Published by the Australian Mining ReviewMining Magazine

New groundwater modelling using five years of expert, on-the-ground, science has proved current and planned open-cut mining at the Carmichael mine has not, and will not, harm the Doongmabulla springs.

Bravus Mining and Resources has submitted an updated groundwater model for the area of the Carmichael mine and its surrounds to the Queensland Government as per the requirements of the Groundwater Management and Monitoring Plan, one of the suite of State or Commonwealth regulatory documents that form the operation’s rigorous environmental approvals.

At the heart of the new groundwater model is data that expert hydrogeologists collect and record every two months from a network of more than 120 monitoring bores on Bravus’ mining and pastoral leases and on neighbouring landholders’ properties.

Surface water samples are collected from another 15 locations including the Doongmabulla springs complex, which is a grouping of individual groundwater springs that naturally discharge water from the Great Artesian Basin.
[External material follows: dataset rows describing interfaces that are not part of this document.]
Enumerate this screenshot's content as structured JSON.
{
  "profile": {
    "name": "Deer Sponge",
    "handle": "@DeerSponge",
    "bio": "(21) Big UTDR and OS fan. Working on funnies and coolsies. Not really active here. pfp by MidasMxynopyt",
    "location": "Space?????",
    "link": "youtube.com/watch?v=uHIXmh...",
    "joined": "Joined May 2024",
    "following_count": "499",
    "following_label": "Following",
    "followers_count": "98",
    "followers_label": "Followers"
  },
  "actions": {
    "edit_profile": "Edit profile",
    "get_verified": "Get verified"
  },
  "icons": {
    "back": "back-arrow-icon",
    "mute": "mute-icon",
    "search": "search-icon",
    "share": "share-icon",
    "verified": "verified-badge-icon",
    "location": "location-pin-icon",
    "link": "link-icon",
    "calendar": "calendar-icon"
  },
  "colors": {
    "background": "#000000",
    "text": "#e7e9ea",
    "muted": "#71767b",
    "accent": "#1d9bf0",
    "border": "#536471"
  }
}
The nearest of the springs is located about 11 kilometres from any mine activity at Carmichael.

Bravus Mining and Resources Chief Operating Officer Mick Crowe said the peer-reviewed data was the most comprehensive scientific understanding of groundwater in the local area and demonstrated the process of environmental checks and balances for the mine was working well.

“The Carmichael mine has some of the strictest environmental conditions of any resources project in Australia’s history,” Mr Crowe said.

“As part of those conditions we have been measuring groundwater levels in and around the mining area for the last five years and have now submitted that information to the Queensland Government.

“The work we’ve done shows that we are not dropping the level of the water in the Doongmabulla springs complex with any of the open-cut surface mining we are undertaking now.

“The expert modelling also demonstrates that future open-cut surface mining will not cause water levels in the springs, the nearest of which is about 11 kilometres away from our mining activities, to drop.

“While we are not doing any underground mining now, the new model does indicate we have additional work to do on our future underground mining plans to ensure they do not cause water levels in the springs to fall by more than the 20 centimetres after mining occurs, which is one of our regulatory conditions.

“Protecting the springs has always been a top priority for us as we understand both their value to the Traditional Owners of the area and their inherent environmental value, and we will now use the science and the model to rework our future underground mining plans to ensure we comply with our approvals.

“This process shows the right checks and balances are in place to protect groundwater, however anti-coal activists have begun a misinformation campaign to twist the truth to try to dupe the community into believing that our mine will damage the springs. This is absolutely not the case.

“Queenslanders can be confident we are mining in a way that protects the environment and sites of cultural significance and will continue to create local jobs and business opportunities for generations.”